<<<<
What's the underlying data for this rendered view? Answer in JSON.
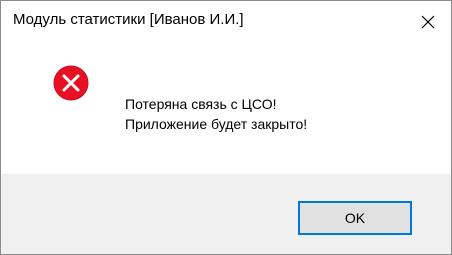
{
  "window": {
    "title": "Модуль статистики [Иванов И.И.]",
    "close_icon": "close-icon"
  },
  "message": {
    "icon": "error-icon",
    "line1": "Потеряна связь с ЦСО!",
    "line2": "Приложение будет закрыто!"
  },
  "buttons": {
    "ok_label": "OK"
  },
  "colors": {
    "error_red": "#e81123",
    "accent_blue": "#0078d7",
    "footer_bg": "#f0f0f0",
    "button_bg": "#e1e1e1"
  }
}
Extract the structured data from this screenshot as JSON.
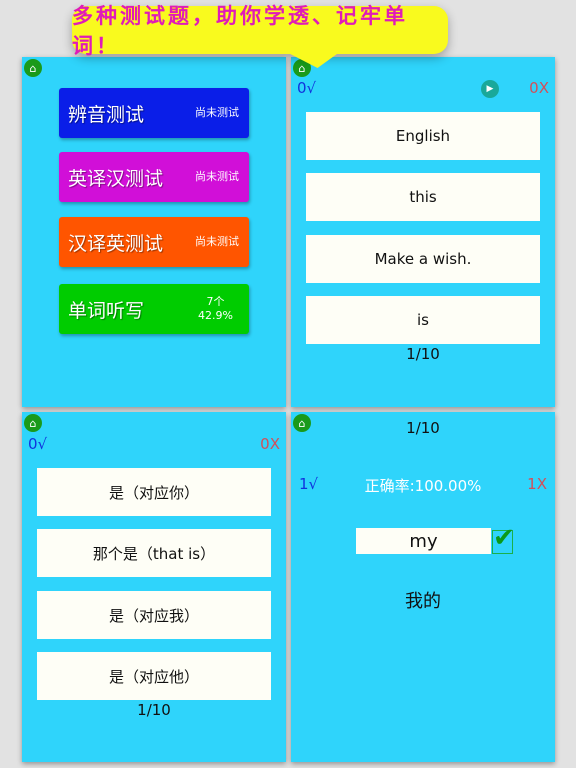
{
  "banner": {
    "text": "多种测试题，助你学透、记牢单词！"
  },
  "menu": {
    "items": [
      {
        "label": "辨音测试",
        "status": "尚未测试",
        "color": "#0a1ee8"
      },
      {
        "label": "英译汉测试",
        "status": "尚未测试",
        "color": "#d10fd8"
      },
      {
        "label": "汉译英测试",
        "status": "尚未测试",
        "color": "#ff5500"
      },
      {
        "label": "单词听写",
        "status": "7个",
        "status2": "42.9%",
        "color": "#00cc00"
      }
    ]
  },
  "quiz1": {
    "correct": "0√",
    "wrong": "0X",
    "options": [
      "English",
      "this",
      "Make a wish.",
      "is"
    ],
    "progress": "1/10"
  },
  "quiz2": {
    "correct": "0√",
    "wrong": "0X",
    "options": [
      "是（对应你）",
      "那个是（that is）",
      "是（对应我）",
      "是（对应他）"
    ],
    "progress": "1/10"
  },
  "dictation": {
    "progress": "1/10",
    "correct": "1√",
    "accuracy": "正确率:100.00%",
    "wrong": "1X",
    "input": "my",
    "meaning": "我的"
  }
}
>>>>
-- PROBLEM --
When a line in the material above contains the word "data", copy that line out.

-- RESULT OF THIS EXERCISE --
What's the underlying data for this rendered view? Answer in JSON.
Extract the structured data from this screenshot as JSON.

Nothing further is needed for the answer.